Rhinoceros Beetle Diversity

Rhinoceros beetles in a row

(Image credit: Erin McCullough)

Rhinoceros beetles show an amazing diversity in their horns, even within the same species (here, Trypoxlus dichotomus). Females lack horns, but males use them to fight each other.

Horned Beetle

Rhinoceros beetle

(Image credit: Douglas Emlen)

A rhinoceros beetle shows off its antler-like horn.

Rhinoceros Beetle on a Leaf

Rhinoceros beetle on leaf

(Image credit: Douglas Emlen)

A male rhinoceros beetle perches on a leaf.

Tree Beetles

Rhinoceros beetles on tree

(Image credit: Erin McCullough)

Rhinoceros beetles gather on a tree. Males defend sap sites from other males, hoping to mate with females attracted by the sap.

Rhino Beetle Battle

Rhinoceros beetle battle

(Image credit: Douglas Emlen)

Two male rhinoceros beetles lock horns in battle.

Wacky Horn

european rhinoceros beetle

(Image credit: Tomas1111 (opens in new tab) | Shutterstock (opens in new tab))

European rhinoceros beetle, called Oryctes nasicornis in the wild.

Rhinoceros Beetle

Rhinoceros beetle with two horns

(Image credit: zuly (opens in new tab), Shutterstock)

There are more than 300 species of rhinoceros beetles, representing a wide array of horn diversity.

Rhino Beetle Fight

Rhinoceros beetle battle

(Image credit: Photo 999 (opens in new tab), Shutterstock (opens in new tab))

Two rhinoceros beetles face off on a tree.

Child's Beetle

Rhinoceros beetle in hand

(Image credit: Adrov Andriy (opens in new tab), Shutterstock (opens in new tab))

This image of a rhinoceros beetle in a child's hand illustrates the insects' size.

Male Rhino Beetle

Male rhinoceros beetle

(Image credit: RobHamm (opens in new tab), Shutterstock (opens in new tab))

A male rhinoceros beetle photographed in Ecuador.

Stephanie Pappas
Stephanie Pappas

Stephanie Pappas is a contributing writer for Live Science, covering topics ranging from geoscience to archaeology to the human brain and behavior.
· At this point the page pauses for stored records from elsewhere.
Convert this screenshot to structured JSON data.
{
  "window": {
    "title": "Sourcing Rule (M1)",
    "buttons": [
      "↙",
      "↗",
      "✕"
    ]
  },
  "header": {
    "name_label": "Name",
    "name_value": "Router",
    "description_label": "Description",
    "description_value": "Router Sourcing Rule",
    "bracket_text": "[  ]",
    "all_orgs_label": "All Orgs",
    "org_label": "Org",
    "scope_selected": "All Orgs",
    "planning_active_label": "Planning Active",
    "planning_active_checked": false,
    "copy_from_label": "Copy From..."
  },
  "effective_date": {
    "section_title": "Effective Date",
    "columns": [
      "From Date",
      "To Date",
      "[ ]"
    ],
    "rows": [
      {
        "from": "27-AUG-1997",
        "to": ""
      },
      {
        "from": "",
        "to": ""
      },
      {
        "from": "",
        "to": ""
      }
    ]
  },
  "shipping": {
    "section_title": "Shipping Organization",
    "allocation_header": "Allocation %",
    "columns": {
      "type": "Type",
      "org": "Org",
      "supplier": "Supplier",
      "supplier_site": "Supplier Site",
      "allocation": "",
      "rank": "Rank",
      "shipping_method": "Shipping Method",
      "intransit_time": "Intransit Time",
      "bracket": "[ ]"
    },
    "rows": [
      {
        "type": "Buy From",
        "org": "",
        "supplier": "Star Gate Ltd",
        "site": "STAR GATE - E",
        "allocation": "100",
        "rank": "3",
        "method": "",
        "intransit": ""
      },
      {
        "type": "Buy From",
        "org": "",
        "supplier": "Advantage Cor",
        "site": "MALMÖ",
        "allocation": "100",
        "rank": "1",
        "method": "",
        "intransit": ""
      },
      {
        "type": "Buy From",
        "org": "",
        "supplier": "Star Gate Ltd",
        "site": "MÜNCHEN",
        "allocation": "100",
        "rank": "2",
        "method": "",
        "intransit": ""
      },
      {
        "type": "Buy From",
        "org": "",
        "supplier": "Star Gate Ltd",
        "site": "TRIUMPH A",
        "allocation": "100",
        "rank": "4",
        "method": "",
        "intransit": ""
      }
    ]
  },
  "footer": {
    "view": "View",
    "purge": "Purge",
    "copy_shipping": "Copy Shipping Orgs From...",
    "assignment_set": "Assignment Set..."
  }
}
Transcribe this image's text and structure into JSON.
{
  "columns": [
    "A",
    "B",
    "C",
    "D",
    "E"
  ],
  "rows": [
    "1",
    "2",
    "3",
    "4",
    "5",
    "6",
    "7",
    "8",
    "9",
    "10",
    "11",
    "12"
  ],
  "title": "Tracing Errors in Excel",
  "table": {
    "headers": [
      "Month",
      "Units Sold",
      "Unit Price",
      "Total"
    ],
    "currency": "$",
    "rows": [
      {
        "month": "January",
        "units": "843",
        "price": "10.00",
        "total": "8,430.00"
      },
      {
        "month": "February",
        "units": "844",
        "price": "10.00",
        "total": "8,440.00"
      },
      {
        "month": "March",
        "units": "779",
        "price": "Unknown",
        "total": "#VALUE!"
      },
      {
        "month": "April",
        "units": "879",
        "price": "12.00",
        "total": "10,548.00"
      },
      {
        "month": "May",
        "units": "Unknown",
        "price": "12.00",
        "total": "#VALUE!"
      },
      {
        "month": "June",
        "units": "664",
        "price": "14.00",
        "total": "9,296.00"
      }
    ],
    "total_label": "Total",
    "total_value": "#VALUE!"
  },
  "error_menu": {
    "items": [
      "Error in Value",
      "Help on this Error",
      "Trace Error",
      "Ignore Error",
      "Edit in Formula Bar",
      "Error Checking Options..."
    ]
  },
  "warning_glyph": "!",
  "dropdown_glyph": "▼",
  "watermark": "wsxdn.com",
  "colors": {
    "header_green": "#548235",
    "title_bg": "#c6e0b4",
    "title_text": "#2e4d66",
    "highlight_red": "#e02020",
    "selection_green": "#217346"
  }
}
She was previously a senior writer for Live Science but is now a freelancer based in Denver, Colorado, and regularly contributes to Scientific American and The Monitor, the monthly magazine of the American Psychological Association. Stephanie received a bachelor's degree in psychology from the University of South Carolina and a graduate certificate in science communication from the University of California, Santa Cruz.